_Task goal:_ Exactly repeat all the records below, omitting the images they hold.

_Input records:_
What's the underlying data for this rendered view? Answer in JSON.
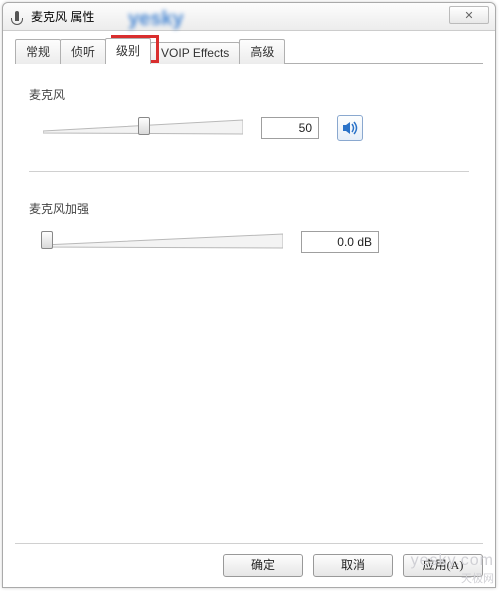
{
  "window": {
    "title": "麦克风 属性",
    "close_glyph": "✕"
  },
  "tabs": {
    "t0": "常规",
    "t1": "侦听",
    "t2": "级别",
    "t3": "VOIP Effects",
    "t4": "高级"
  },
  "mic": {
    "label": "麦克风",
    "value": "50",
    "thumb_percent": 50
  },
  "boost": {
    "label": "麦克风加强",
    "value": "0.0 dB",
    "thumb_percent": 0
  },
  "buttons": {
    "ok": "确定",
    "cancel": "取消",
    "apply": "应用(A)"
  },
  "watermark": {
    "top": "yesky",
    "br1": "yesky.com",
    "br2": "天极网"
  }
}
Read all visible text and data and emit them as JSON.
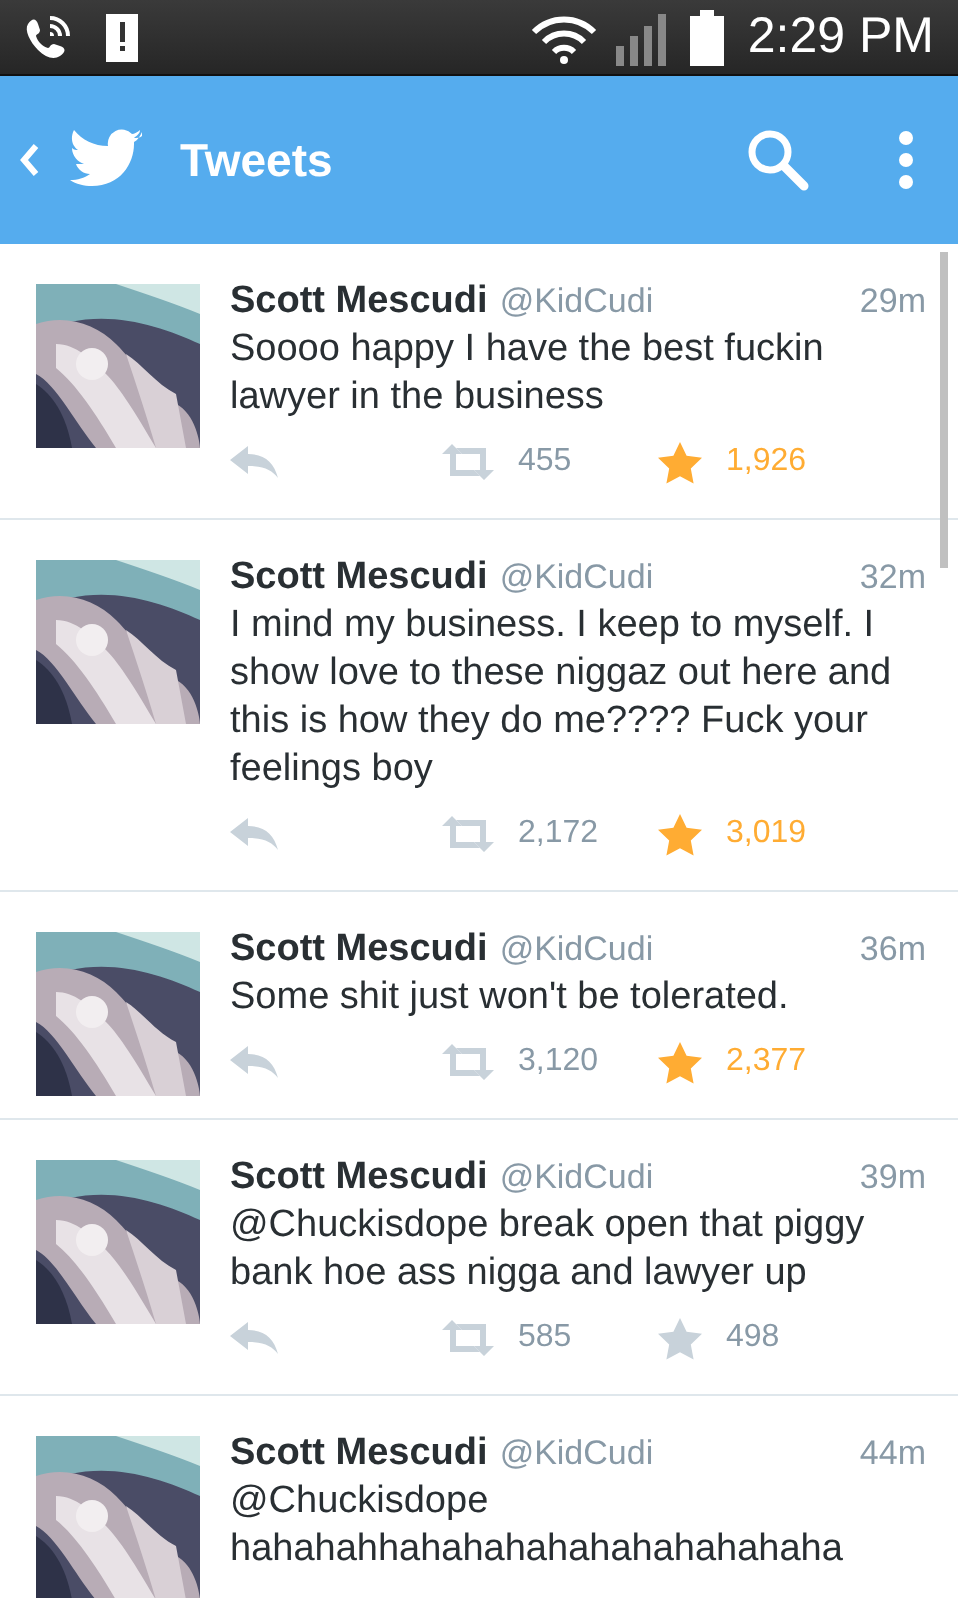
{
  "status_bar": {
    "time": "2:29 PM"
  },
  "app_bar": {
    "title": "Tweets"
  },
  "tweets": [
    {
      "name": "Scott Mescudi",
      "handle": "@KidCudi",
      "time": "29m",
      "text": "Soooo happy I have the best fuckin lawyer in the business",
      "retweets": "455",
      "favorites": "1,926",
      "favorited": true
    },
    {
      "name": "Scott Mescudi",
      "handle": "@KidCudi",
      "time": "32m",
      "text": "I mind my business. I keep to myself. I show love to these niggaz out here and this is how they do me???? Fuck your feelings boy",
      "retweets": "2,172",
      "favorites": "3,019",
      "favorited": true
    },
    {
      "name": "Scott Mescudi",
      "handle": "@KidCudi",
      "time": "36m",
      "text": "Some shit just won't be tolerated.",
      "retweets": "3,120",
      "favorites": "2,377",
      "favorited": true
    },
    {
      "name": "Scott Mescudi",
      "handle": "@KidCudi",
      "time": "39m",
      "text": "@Chuckisdope break open that piggy bank hoe ass nigga and lawyer up",
      "retweets": "585",
      "favorites": "498",
      "favorited": false
    },
    {
      "name": "Scott Mescudi",
      "handle": "@KidCudi",
      "time": "44m",
      "text": "@Chuckisdope hahahahhahahahahahahahahahaha"
    }
  ]
}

_Exercise solution:_
What's the underlying data for this rendered view? Answer in JSON.
{
  "window": {
    "title": "麦克风 属性",
    "close_glyph": "✕"
  },
  "tabs": {
    "t0": "常规",
    "t1": "侦听",
    "t2": "级别",
    "t3": "VOIP Effects",
    "t4": "高级"
  },
  "mic": {
    "label": "麦克风",
    "value": "50",
    "thumb_percent": 50
  },
  "boost": {
    "label": "麦克风加强",
    "value": "0.0 dB",
    "thumb_percent": 0
  },
  "buttons": {
    "ok": "确定",
    "cancel": "取消",
    "apply": "应用(A)"
  },
  "watermark": {
    "top": "yesky",
    "br1": "yesky.com",
    "br2": "天极网"
  }
}
Read all visible text and data and emit them as JSON.
{
  "status_bar": {
    "time": "2:29 PM"
  },
  "app_bar": {
    "title": "Tweets"
  },
  "tweets": [
    {
      "name": "Scott Mescudi",
      "handle": "@KidCudi",
      "time": "29m",
      "text": "Soooo happy I have the best fuckin lawyer in the business",
      "retweets": "455",
      "favorites": "1,926",
      "favorited": true
    },
    {
      "name": "Scott Mescudi",
      "handle": "@KidCudi",
      "time": "32m",
      "text": "I mind my business. I keep to myself. I show love to these niggaz out here and this is how they do me???? Fuck your feelings boy",
      "retweets": "2,172",
      "favorites": "3,019",
      "favorited": true
    },
    {
      "name": "Scott Mescudi",
      "handle": "@KidCudi",
      "time": "36m",
      "text": "Some shit just won't be tolerated.",
      "retweets": "3,120",
      "favorites": "2,377",
      "favorited": true
    },
    {
      "name": "Scott Mescudi",
      "handle": "@KidCudi",
      "time": "39m",
      "text": "@Chuckisdope break open that piggy bank hoe ass nigga and lawyer up",
      "retweets": "585",
      "favorites": "498",
      "favorited": false
    },
    {
      "name": "Scott Mescudi",
      "handle": "@KidCudi",
      "time": "44m",
      "text": "@Chuckisdope hahahahhahahahahahahahahahaha"
    }
  ]
}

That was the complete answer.